The pursuit of happiness is a defining theme of the modern era. But what if people aren't very good at it? This and related questions are explored in this book, the first comprehensive philosophical treatment of happiness in the contemporary psychological sense. In these pages, Dan Haybron argues that people are probably less effective at judging, and promoting, their own welfare than common belief has it. For the psychological dimensions of well-being, particularly our emotional lives, are far richer and more complex than we tend to realize. Knowing one's own interests is no trivial matter. As well, we tend to make a variety of systematic errors in the pursuit of happiness. We may need, then, to rethink traditional assumptions about human nature, the good life, and the good society. Thoroughly engaged with both philosophical and scientific work on happiness and well-being, this book will be a definitive resource for philosophers, social scientists, policy makers, and other students of human well-being.

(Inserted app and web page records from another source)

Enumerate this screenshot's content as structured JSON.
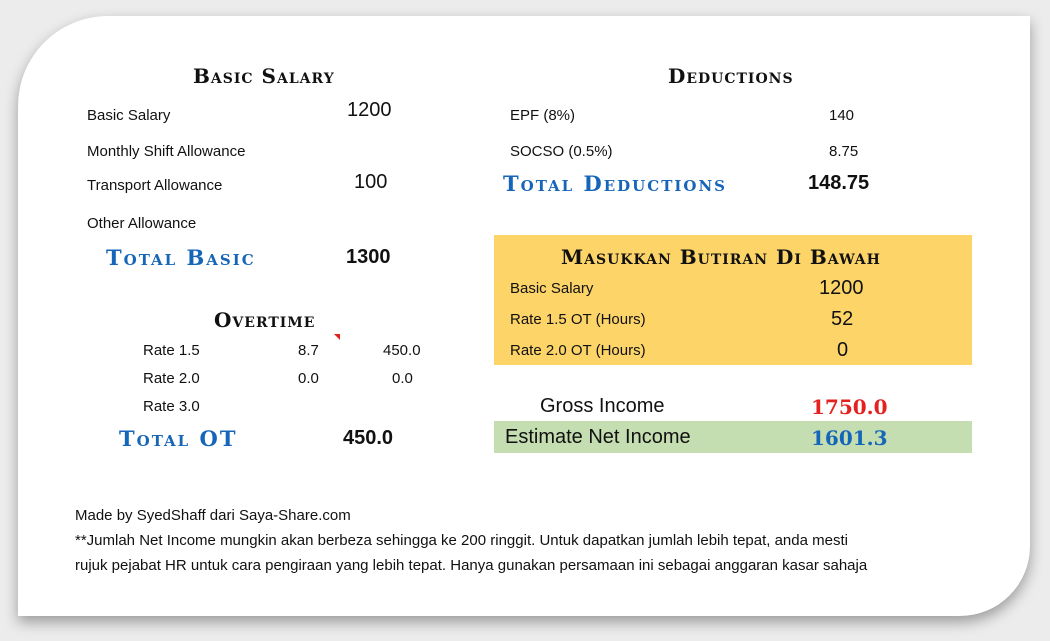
{
  "basic": {
    "title": "Basic Salary",
    "rows": [
      {
        "label": "Basic Salary",
        "value": "1200"
      },
      {
        "label": "Monthly Shift Allowance",
        "value": ""
      },
      {
        "label": "Transport Allowance",
        "value": "100"
      },
      {
        "label": "Other Allowance",
        "value": ""
      }
    ],
    "total_label": "Total Basic",
    "total_value": "1300"
  },
  "overtime": {
    "title": "Overtime",
    "rows": [
      {
        "label": "Rate 1.5",
        "hours": "8.7",
        "amount": "450.0"
      },
      {
        "label": "Rate 2.0",
        "hours": "0.0",
        "amount": "0.0"
      },
      {
        "label": "Rate 3.0",
        "hours": "",
        "amount": ""
      }
    ],
    "total_label": "Total OT",
    "total_value": "450.0"
  },
  "deductions": {
    "title": "Deductions",
    "rows": [
      {
        "label": "EPF (8%)",
        "value": "140"
      },
      {
        "label": "SOCSO (0.5%)",
        "value": "8.75"
      }
    ],
    "total_label": "Total Deductions",
    "total_value": "148.75"
  },
  "input": {
    "title": "Masukkan Butiran Di Bawah",
    "rows": [
      {
        "label": "Basic Salary",
        "value": "1200"
      },
      {
        "label": "Rate 1.5 OT (Hours)",
        "value": "52"
      },
      {
        "label": "Rate 2.0 OT (Hours)",
        "value": "0"
      }
    ]
  },
  "summary": {
    "gross_label": "Gross Income",
    "gross_value": "1750.0",
    "net_label": "Estimate Net Income",
    "net_value": "1601.3"
  },
  "footer": {
    "credit": "Made by SyedShaff dari Saya-Share.com",
    "note_line1": "**Jumlah Net Income mungkin akan berbeza sehingga ke 200 ringgit. Untuk dapatkan jumlah lebih tepat, anda mesti",
    "note_line2": "rujuk pejabat HR untuk cara pengiraan yang lebih tepat. Hanya gunakan persamaan ini sebagai anggaran kasar sahaja"
  },
  "colors": {
    "accent_blue": "#1565b8",
    "gross_red": "#e5211f",
    "input_yellow": "#fcd468",
    "net_green": "#c5deb1"
  }
}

In the last years of the nineteenth century peace proposals were first stimulated by fear of the danger of war rather than in consequence of its outbreak. In this study of the nature and history of international relations Mr Hinsley presents his conclusions about the causes of war and the development of men's efforts to avoid it. In the first part he examines international theories from the end of the middle ages to the establishment of the League of Nations in their historical setting. This enables him to show how far modern peace proposals are merely copies or elaborations of earlier schemes. He believes there has been a marked reluctance to test these theories not only against the formidable criticisms of men like Rousseau, Kant and Bentham, but also against what we have learned about the nature of international relations and the history of the practice of states. This leads him to the second part of his study - an analysis of the origins of the modern states' system and of its evolution between the eighteenth century and the First World War.

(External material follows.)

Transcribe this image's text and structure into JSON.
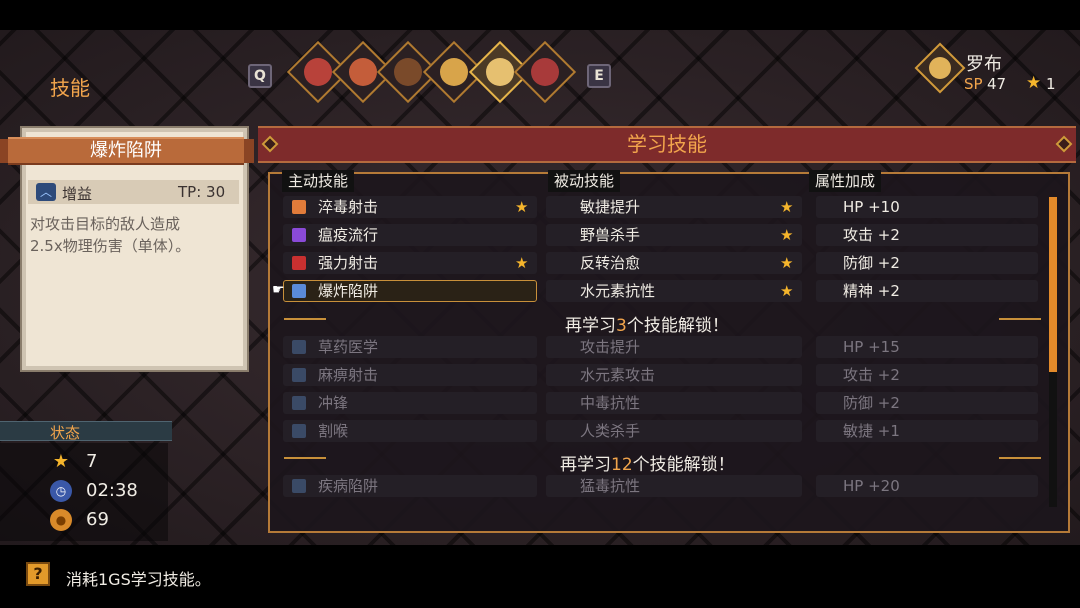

Islam scares the West. Militant conservatism and the horrific acts of violent fundamentalists evoke outrage, but the reprehensible few reinforce a longstanding Western stereotype of all Muslims as incorrigibly fanatical, violent and morally and culturally different. Overlooked is the long history of Muslim intellectual and cultural achievement, and its potential to flower once again. With about 1.5 billion adherents, Islam is the world's fastest growing religion. An understanding of its past glories, present state and future potential has never been more critical. This survey of Muslim intellectual and cultural achievements spans 1,400 years. Chapters fall into three sections: fundamentals of Islamic learning; its growth until the present; and its future direction in the face of anti-intellectual fundamentalism. Arranged chronologically within the sections, chapters begin with an historical overview of the time period they encompass, providing context for the subsequent discussion of key intellectual and cultural achievements within that period. Appendices describe decorative and other arts, the requirements for expertise in Islamic thought, Islamic ethical traditions, and list noteworthy personalities and achievements chronologically. Maps and photographs illustrate the text, which also includes a glossary, notes, a bibliography and an index.